For example, if relevant employees are unaware of new regulation in the handling of customer personal information, this can introduce significant litigation risk to the organization. In another case, business analytics employees working with outdated models and techniques simply aren’t as effective as they would be with exposure to new methods.
Some of these inefficiencies may seem small or insignificant on their own. But by working through the layers of the organization one by one, you can quickly begin to see how the lack of training in the workplace becomes a serious obstacle to staying ahead of the competition.
Never Reaching Full Productivity
Sure, training might seem like a drain on time that could be better spent working. Because time is money. And if you’re not planning or executing training correctly, that can, unfortunately, be true.
However, when training is planned and delivered effectively, it can produce a rise in productivity and a reduction in staff turnover that can more than account for the costs invested. Productivity in even one or two key departments often feeds directly into profit and sustainable growth for the organization.
So, why do organizations not leverage this opportunity?
In most cases, it’s an unfortunate side effect of short-term thinking. The lack of training in the workplace is usually the result of executives thinking “we can’t afford to invest time in this right now, we’re too busy”. Put like that, the irony seems obvious.
Gaining the ability to do more in less time won’t just improve the bottom line, it can also give upskilled employees more time to invest in their work in other ways.
For example, if a software developer receives training that makes it 80% less likely that they have to rewrite their code, they can devote more energy to innovating in their work, sharing their ideas and learnings with others, and contributing to the company’s intellectual property and clout in the industry.
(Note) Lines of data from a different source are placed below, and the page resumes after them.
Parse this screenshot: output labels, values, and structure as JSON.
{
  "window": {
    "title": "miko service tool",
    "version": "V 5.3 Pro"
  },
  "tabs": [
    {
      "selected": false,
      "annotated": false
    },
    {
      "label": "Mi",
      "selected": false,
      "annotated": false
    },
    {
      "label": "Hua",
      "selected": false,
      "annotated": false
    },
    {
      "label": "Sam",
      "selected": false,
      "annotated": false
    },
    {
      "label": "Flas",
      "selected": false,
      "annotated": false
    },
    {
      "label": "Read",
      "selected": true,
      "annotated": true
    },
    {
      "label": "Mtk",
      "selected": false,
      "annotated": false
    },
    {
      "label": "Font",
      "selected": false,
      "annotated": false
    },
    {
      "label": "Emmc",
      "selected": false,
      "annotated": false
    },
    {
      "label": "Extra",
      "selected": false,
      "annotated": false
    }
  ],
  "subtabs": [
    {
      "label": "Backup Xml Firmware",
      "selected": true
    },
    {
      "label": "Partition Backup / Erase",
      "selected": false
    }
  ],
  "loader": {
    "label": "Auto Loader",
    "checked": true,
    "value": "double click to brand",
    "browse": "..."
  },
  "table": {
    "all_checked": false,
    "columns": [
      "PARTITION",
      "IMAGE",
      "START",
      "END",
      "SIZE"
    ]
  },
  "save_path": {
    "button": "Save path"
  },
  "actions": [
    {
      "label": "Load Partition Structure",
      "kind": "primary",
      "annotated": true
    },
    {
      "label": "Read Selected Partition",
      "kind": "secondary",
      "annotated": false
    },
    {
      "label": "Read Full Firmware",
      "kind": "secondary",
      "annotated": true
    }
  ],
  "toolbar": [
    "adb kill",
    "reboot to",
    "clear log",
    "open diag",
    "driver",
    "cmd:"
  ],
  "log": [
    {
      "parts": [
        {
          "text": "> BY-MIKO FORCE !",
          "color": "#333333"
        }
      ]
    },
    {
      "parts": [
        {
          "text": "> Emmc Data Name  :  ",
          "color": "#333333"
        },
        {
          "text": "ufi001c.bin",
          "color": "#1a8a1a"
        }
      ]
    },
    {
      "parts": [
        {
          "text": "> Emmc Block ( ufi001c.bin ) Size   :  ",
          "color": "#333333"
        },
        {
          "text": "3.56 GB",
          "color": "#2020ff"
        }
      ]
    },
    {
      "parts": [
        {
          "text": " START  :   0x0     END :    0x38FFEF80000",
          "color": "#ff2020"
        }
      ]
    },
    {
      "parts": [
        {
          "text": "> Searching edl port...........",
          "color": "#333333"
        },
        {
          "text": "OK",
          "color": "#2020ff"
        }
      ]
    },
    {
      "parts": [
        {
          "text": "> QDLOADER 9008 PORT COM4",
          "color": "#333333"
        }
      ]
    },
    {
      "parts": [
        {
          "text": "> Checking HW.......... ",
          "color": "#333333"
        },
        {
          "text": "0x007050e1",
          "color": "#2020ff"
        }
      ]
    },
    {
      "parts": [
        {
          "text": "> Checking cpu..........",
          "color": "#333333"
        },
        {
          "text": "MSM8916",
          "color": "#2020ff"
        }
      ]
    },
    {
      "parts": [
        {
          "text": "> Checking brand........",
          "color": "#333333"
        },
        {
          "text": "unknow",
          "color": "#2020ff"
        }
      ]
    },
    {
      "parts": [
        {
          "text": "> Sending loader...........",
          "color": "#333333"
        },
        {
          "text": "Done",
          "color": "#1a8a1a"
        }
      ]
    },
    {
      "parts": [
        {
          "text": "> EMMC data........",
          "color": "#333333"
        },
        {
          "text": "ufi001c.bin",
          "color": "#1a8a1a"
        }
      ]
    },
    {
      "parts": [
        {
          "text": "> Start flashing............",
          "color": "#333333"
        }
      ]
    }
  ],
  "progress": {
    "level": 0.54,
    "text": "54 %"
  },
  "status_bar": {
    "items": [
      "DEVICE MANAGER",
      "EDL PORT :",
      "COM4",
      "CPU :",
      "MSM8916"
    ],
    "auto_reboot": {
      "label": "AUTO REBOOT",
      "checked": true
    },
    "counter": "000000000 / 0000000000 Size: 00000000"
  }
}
Failing To Innovate
Without the best employees, the brightest young minds in the business, and the latest skill sets across the board, no organization can expect to be an innovator in their field. And sadly, the change-driven competitive climate is not kind to those who can’t innovate.
That makes lack of training in the workplace not only short-sighted in terms of the organization’s immediate success, but also its long-term health.
Businesses that don’t create opportunities for employees to learn to struggle to keep pace with those that harness a learning culture. As a result, they return poor value to shareholders, fall behind the competition, and in more cases than not, find themselves in a swift downward spiral.
On the contrary, those organizations who do prioritize their employees’ ongoing professional development flourish. These businesses experience a higher personal investment in their mission, improved efficiency, and a more fertile environment for innovation.
Even “hidden” innovations, like clever improvements to existing business processes, can make the difference between losing out or being at the top of your game.
Think ‘Bigger Picture’
If all of this sounds just a little daunting, think of the bigger picture and the bottom line. Even simple corporate training programs built on best practices can yield a meaningful return on investment, and boost profit and enterprise growth. Effective training unlocks the potential of both individuals and organizations. In this competitive business climate, the question is no longer whether a business can afford to provide corporate training, but if it can afford not to.
Let’s recap this chapter:
It’s understandable that many organizations are wary of investing in training, especially when they don’t understand the costs involved, and what influences those costs. However, with a sound understanding of the essential costs, the hidden costs, knowing how to choose online or offline training, and being able to execute excellent eLearning courses within budget, every organization can avoid the risks that result from a lack of training in the workplace.
[i]. (PwC, 2017) The Workforce of the Future: The Competing Forces Shaping 2030